The wavelengths calculated from the foregoing formulae are compared with experimental observations^{2}Helmut Hellwig, Robert F. C. Vessot, Martin W. Levine, Paul W. Zitzewitz, David W. Allan and David J. Glaze. Measurement of the Unperturbed Hydrogen Hyperfine Transition Frequency . Institute of Electrical and Electronics Engineers – Transactions on Instrumentation and Measurement, Volume IM-19, Number 4, November 1970.^{,} ^{3}Kramida, A., Ralchenko, Yu., Reader, J., and NIST ASD Team (2015). NIST Atomic Spectra Database (version. 5.3). National Institute of Standards and Technology, Gaithersburg, MD, USA. and shown below. Results marked by X are outside of experimental uncertainty. For more detail about these calculations, please see the spreadsheets in the files stored here.

### Lyman Wavelengths

### Balmer Wavelengths

### Other Transitions

The transition has been assigned by Kramida et al. And all adjustable parameters have been tested to represent that datum. But still, the observation does not completely agree with the theory presented above. However, it surprisingly fits perfectly with calculations for the transition, even within an experimental uncertainty that is 4 or 5 times tighter. For additional detail about these calculations, please see the *Atoms and Photons* spreadsheet.

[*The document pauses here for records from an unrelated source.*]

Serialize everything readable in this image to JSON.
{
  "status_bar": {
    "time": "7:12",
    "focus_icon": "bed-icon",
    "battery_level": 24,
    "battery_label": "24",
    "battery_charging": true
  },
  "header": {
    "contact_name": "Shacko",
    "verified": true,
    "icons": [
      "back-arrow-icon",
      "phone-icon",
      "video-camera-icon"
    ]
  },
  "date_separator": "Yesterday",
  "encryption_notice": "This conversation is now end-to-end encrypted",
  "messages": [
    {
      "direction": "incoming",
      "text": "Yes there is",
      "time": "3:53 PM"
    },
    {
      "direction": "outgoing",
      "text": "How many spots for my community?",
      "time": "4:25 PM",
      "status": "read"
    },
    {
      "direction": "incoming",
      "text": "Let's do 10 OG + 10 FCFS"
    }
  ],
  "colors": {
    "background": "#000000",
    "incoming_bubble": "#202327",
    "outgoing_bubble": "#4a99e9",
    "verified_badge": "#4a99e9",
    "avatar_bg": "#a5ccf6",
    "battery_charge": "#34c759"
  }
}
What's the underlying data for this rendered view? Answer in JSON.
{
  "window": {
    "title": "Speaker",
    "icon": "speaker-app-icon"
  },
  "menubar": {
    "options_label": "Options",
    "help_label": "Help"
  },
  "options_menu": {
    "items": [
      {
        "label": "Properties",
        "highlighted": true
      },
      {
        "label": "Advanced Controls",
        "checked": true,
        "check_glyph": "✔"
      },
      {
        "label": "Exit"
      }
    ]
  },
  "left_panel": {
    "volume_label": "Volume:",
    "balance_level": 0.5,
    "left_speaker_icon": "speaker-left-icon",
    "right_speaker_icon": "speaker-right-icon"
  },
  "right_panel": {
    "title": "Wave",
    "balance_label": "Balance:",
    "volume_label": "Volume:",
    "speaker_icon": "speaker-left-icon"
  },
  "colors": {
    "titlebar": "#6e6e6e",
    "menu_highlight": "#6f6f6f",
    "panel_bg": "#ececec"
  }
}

1 | These adjustable parameters are supplementary fine-structure constants. Since there are 14 of them, data compression is limited. But they enable a systematic description that is succinct. |
---|---|

2 | Helmut Hellwig, Robert F. C. Vessot, Martin W. Levine, Paul W. Zitzewitz, David W. Allan and David J. Glaze. Measurement of the Unperturbed Hydrogen Hyperfine Transition Frequency . Institute of Electrical and Electronics Engineers – Transactions on Instrumentation and Measurement, Volume IM-19, Number 4, November 1970. |

3 | Kramida, A., Ralchenko, Yu., Reader, J., and NIST ASD Team (2015). NIST Atomic Spectra Database (version. 5.3). National Institute of Standards and Technology, Gaithersburg, MD, USA. |